Seattle won big but at a terrible cost. Ground Chuck had lost his meat grinder. In his place, Hughes, Lane, Dan Doornink, Morris and the man Chuck Noll aptly called “Franco Who?” Try as Chuck might, Generalissimo Franco Harris is still valiantly holding on in his fight to remain dead. That is, dead slow.

At least he doesn’t fumble into the mesosphere.

Perhaps thinking himself equally child of earth and sky, Randall Morris gifted the poor suffering people of San Diego possession. As we saw in New England, no lead is safe when the run game is gammy. Seattle was up 17-0 heading into the half. And, of all things, the Seahawks were carried by their passing attack.

David Hughes returned for a career long 38 yards, putting Seattle at the Chargers 48. When Morris lugged the greased pigskin four yards before fumbling high into the sky. Chargers ball.

It wasn’t long before Dan Fouts had led the Chargers into what Joe Gibbs calls “the red zone.” San Diego was first and ten from the Seahawks 18 when Joe Nash (#72) came a-knockin’.

“Sir, you seem to have replaced your backdoor with a turnstile.”
“No need to run, sir.”
“Now just hold still, sir, and I will show you our exciting selection of bruises and turf burns.”

One down later.

In the ensuing drive Dave Krieg tossed this lulu to “Bones” Walker for 41.

Fun fact: He is called “Bones” because those are what comprise his skeleton.
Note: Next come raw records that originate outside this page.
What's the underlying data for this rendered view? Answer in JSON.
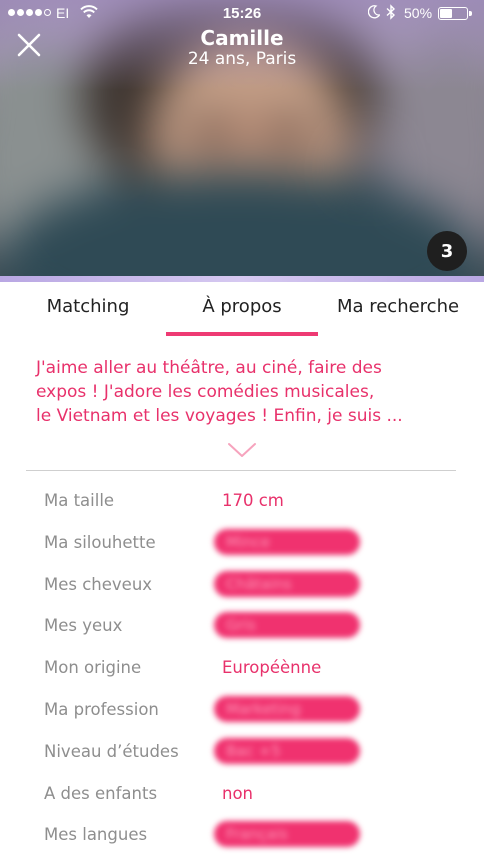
{
  "status_bar": {
    "carrier": "EI",
    "time": "15:26",
    "battery_percent": "50%",
    "battery_level": 0.5,
    "signal_bars_filled": 4,
    "signal_bars_total": 5
  },
  "header": {
    "name": "Camille",
    "subtitle": "24 ans, Paris",
    "photo_count": "3",
    "close_icon": "close-icon"
  },
  "tabs": [
    {
      "label": "Matching",
      "active": false
    },
    {
      "label": "À propos",
      "active": true
    },
    {
      "label": "Ma recherche",
      "active": false
    }
  ],
  "bio": {
    "lines": [
      "J'aime aller au théâtre, au ciné, faire des",
      "expos ! J'adore les comédies musicales,",
      "le Vietnam et les voyages ! Enfin, je suis ..."
    ],
    "expand_icon": "chevron-down-icon"
  },
  "attributes": [
    {
      "label": "Ma taille",
      "value": "170 cm",
      "blurred": false
    },
    {
      "label": "Ma silouhette",
      "value": "Mince",
      "blurred": true
    },
    {
      "label": "Mes cheveux",
      "value": "Châtains",
      "blurred": true
    },
    {
      "label": "Mes yeux",
      "value": "Gris",
      "blurred": true
    },
    {
      "label": "Mon origine",
      "value": "Européènne",
      "blurred": false
    },
    {
      "label": "Ma profession",
      "value": "Marketing",
      "blurred": true
    },
    {
      "label": "Niveau d’études",
      "value": "Bac +5",
      "blurred": true
    },
    {
      "label": "A des enfants",
      "value": "non",
      "blurred": false
    },
    {
      "label": "Mes langues",
      "value": "Français",
      "blurred": true
    }
  ],
  "colors": {
    "accent": "#e8316b",
    "label_gray": "#8e8e8e",
    "badge_bg": "#1f1f1f"
  }
}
While Krieg isn’t the pure scrambler Jim Zorn was, he does a better job of scrambling to throw. Seattle won’t soon see an improviser of his ability in Seahawks blue again. With all due respect for the lefty who pulled Seattle out of the primordial ooze of expansion, I am finally beginning to understand the expression “franchise quarterback.”
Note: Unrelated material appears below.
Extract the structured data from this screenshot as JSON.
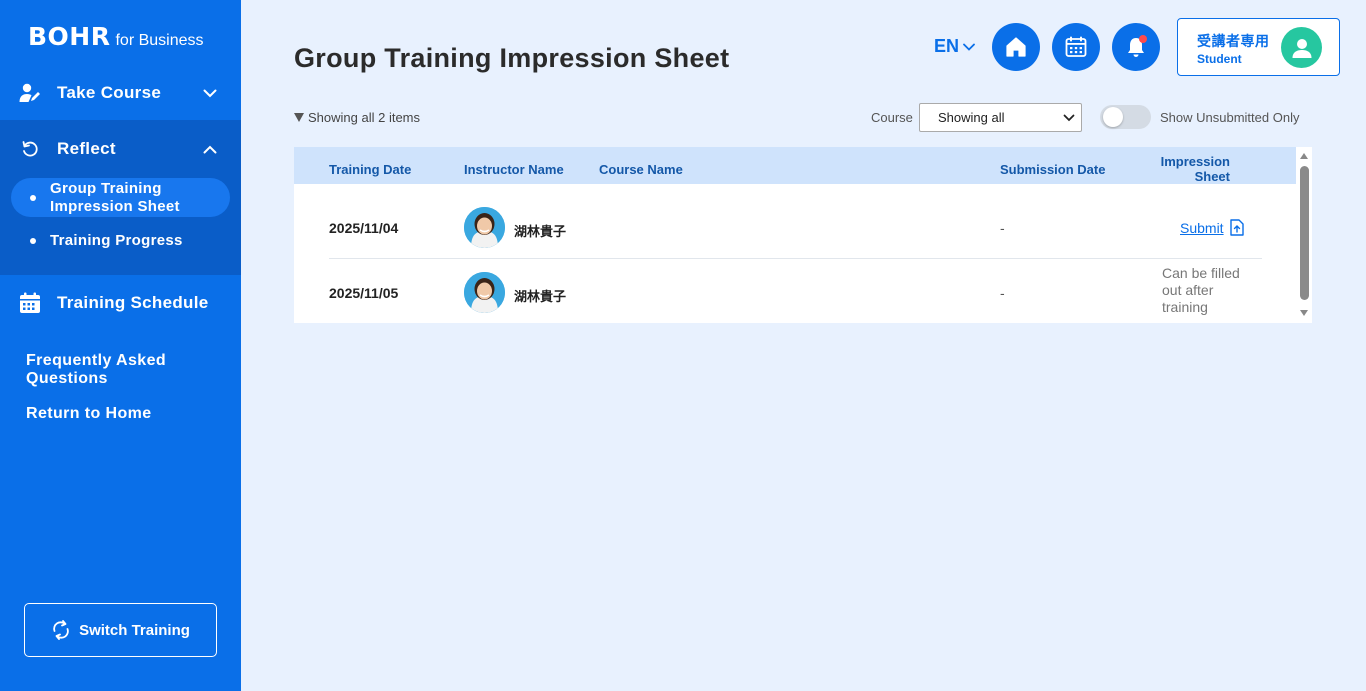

One play after that and this sucker was all over but for the crying.

Krieg drops back. Largent is to his right. He’s about to improvise a crossing route which takes him so totally out of position that he actually collides head-on with tight end Charle Young. But first Teflon Dave slipped a few would-be tacklers.
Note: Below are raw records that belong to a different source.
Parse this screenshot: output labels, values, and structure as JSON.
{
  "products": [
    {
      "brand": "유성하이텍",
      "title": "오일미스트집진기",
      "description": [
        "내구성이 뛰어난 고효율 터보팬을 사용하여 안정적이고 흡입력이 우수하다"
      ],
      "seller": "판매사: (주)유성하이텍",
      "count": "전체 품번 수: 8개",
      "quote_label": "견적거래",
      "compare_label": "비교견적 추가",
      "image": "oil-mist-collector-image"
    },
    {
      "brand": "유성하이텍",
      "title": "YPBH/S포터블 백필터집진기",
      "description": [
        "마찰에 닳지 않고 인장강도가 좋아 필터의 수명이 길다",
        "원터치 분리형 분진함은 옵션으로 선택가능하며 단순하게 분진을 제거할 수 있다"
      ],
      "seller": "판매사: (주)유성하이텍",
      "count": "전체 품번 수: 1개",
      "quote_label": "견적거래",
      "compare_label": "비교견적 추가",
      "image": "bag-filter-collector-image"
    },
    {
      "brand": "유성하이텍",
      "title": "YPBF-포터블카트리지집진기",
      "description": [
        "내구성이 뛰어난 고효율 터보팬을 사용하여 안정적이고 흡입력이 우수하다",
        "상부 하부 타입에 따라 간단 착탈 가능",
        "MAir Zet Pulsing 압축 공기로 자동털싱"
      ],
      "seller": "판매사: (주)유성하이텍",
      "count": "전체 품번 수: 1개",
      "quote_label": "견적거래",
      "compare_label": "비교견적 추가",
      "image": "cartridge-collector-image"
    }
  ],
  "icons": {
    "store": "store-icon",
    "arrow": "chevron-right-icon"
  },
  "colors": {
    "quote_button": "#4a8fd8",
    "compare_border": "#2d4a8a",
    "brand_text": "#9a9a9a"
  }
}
Somewhere behind the outstretched arms of Keith Ferguson (#76) Krieg ducks and dodges.
Largent, as ever, walking that fine line between stupid, and uh...
Yeah, and clever.

Which leaves us little left to discuss but two sacks by Jacob Green in three plays.

Jacob winning with speed.

Jacob winning with power forcing an outlet pass which lost a yard.

Jacob stripping Fouts with an assist by Nash.

I guess what I am getting at is, friends, the mountains are out. Sure, even at 7-2, the Seahawks sit in third in the AFC West behind the hated Raiders and that whiny yearling John Elway and his fellow nags.

And, sure, the city of Seattle hasn’t been looking too hot lately.

Calling to mind a certain notorious billboard from a decade ago.

And, sure, scraping for hope requires investing an awful lot of belief into these two ambulatory pocket protectors.

Lewis and Gilbert among friends.

But if you live in Seattle or close enough to lie about it, if you follow this team or watch enough to lie about it, and you remember week one—pitiful, painful, putrid week one—and the eerie sound of 50 large wailing and gnashing their teeth in unison, you know that you never know. And you know in that divine disorder one can find all the hope and all the dread anyone would ever need. For this week anyhow I’ll choose hope.

Next week! Little action! No drama! The slow pressing to death of Goody Fouts! One more pick by that archangel seeking a good time on this planet Earth we call Kenny Easley! And our intrepid man of no letters and less even sense, this guy, attempts to make sense of the greatest run in Seahawks history!